Articles of Interest – Wednesday, December 5, 2018
December 5, 2018
Economist Describes Wheat Outlook as Bright
Southwest Farm Press – 12/3/2018
Increased moisture, particularly on the South Plains, along with production possibilities and a “good fit” in crop rotations, makes for a positive outlook for wheat, according to a Texas A&M AgriLife Extension economist at the Texas Wheat Symposium in Amarillo. “Wheat is such a good fit in so many places, not only in Texas but around the Southern Plains,” says Dr. Mark Welch. “We’ve lost wheat acres to corn and soybeans but now we’ve seen some higher wheat prices in the last couple of years, perhaps turning the corner on prices, and with the production prospects — wheat just seems to fit.”
Winter to Keep Russian Grain Exports Safe From Ukraine Tensions For Now
Successful Farming – 12/5/2018
Grain trade from Russia’s ports on the Azov Sea will slow sharply as winter freezes the bulk of port operations, leaving the Black Sea as its main shipment route and easing the potential impact of any export curbs that could hit the region amid Russia-Ukraine tensions. Should tensions between Moscow and Kiev mount in future, leading to new incidents in the Kerch Strait, some shipowners could refuse to do business in the Azov Sea, traders said.
Russia’s Winter Grain Sowings In Worse Condition Y/Y – Weather Forcaster
Successful Farming – 12/4/2018
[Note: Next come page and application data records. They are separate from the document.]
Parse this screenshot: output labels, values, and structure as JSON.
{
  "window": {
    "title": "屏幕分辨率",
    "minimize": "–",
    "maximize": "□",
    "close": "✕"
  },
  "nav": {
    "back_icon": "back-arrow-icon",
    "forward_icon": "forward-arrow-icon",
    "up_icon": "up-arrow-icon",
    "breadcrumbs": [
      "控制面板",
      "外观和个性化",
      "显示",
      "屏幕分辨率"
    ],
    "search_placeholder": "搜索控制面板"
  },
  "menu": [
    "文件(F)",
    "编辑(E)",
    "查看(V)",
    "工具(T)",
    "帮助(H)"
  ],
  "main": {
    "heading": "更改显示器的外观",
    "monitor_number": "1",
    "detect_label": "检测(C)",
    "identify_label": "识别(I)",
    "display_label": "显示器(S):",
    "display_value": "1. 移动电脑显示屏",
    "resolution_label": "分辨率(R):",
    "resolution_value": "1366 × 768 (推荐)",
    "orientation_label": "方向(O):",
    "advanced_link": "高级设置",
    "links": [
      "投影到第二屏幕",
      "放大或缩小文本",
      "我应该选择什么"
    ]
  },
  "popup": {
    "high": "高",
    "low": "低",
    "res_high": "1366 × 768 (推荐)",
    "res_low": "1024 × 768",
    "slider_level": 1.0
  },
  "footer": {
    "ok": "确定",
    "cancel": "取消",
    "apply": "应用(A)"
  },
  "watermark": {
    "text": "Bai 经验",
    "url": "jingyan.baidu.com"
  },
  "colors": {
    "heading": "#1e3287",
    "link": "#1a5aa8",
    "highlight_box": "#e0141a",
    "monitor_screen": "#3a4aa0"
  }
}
Russia’s winter grain sowings are in a worse condition than at the same time a year ago and compared with the average for the last five years, an official at the Hydrometcentre weather forecasting service said on Tuesday. Russia and Ukraine, major global wheat exporters via the Black and Azov seas, started sowing winter grains for the 2019 crop this autumn amid dry weather but subsequent rains improved the prospects for next year’s harvest.
Trade War Has Cost Nebraska Agriculture Up to $1 Billion
Nebraska Radio Network – 12/4/2018
The trade war has hit Nebraska agriculture hard. An economic report released by the Nebraska Farm Bureau claims the state’s farmers and livestock producers have lost anywhere from $700 million to $1 billion as retaliatory tariffs have dropped commodity prices, especially for corn and soybeans. Nebraska Farm Bureau Senior Economist Jay Rempe says the loss in farm income has a ripple effect throughout the state economy.
Tariff Tensions Shadow U.S., Canada, Mexico Trade Pact Signing
High Plains Journal – 12/5/2018
President Donald Trump signed a revised North American trade pact with the leaders of Canada and Mexico Nov. 30, declaring the deal a major victory for workers. But tensions over tariffs, looming GM layoffs and questions about the pact’s prospects in Congress clouded the celebratory moment. The U.S.-Mexico-Canada Agreement is meant to replace the 24-year-old North American Free Trade Agreement, which Trump has long denigrated as a “disaster.” The leaders signed the new deal on the sidelines of the Group of 20 summit in Buenos Aires after two years of frequently blistering negotiations. Each country’s legislature still must approve.
USDA Announces 2019 Trade Missions to Expand Export Opportunities
Oklahoma Farm Report – 12/5/2018
The U.S. Department of Agriculture (USDA) will sponsor seven trade missions in 2019 to expand export opportunities for U.S. agriculture across the globe, Under Secretary for Trade and Foreign Agricultural Affairs Ted McKinney announced today. “Agricultural trade missions offer phenomenal opportunities for U.S. exporters to explore new markets and forge relationships with potential customers,” McKinney said. “The marketing and trade experts from USDA’s Foreign Agricultural Service carefully select markets – both developing and established – that offer the best prospects for sales of U.S. farm and food products. We’ve got seven such markets, on five continents, lined up for 2019.
Source: U.S. Wheat Associates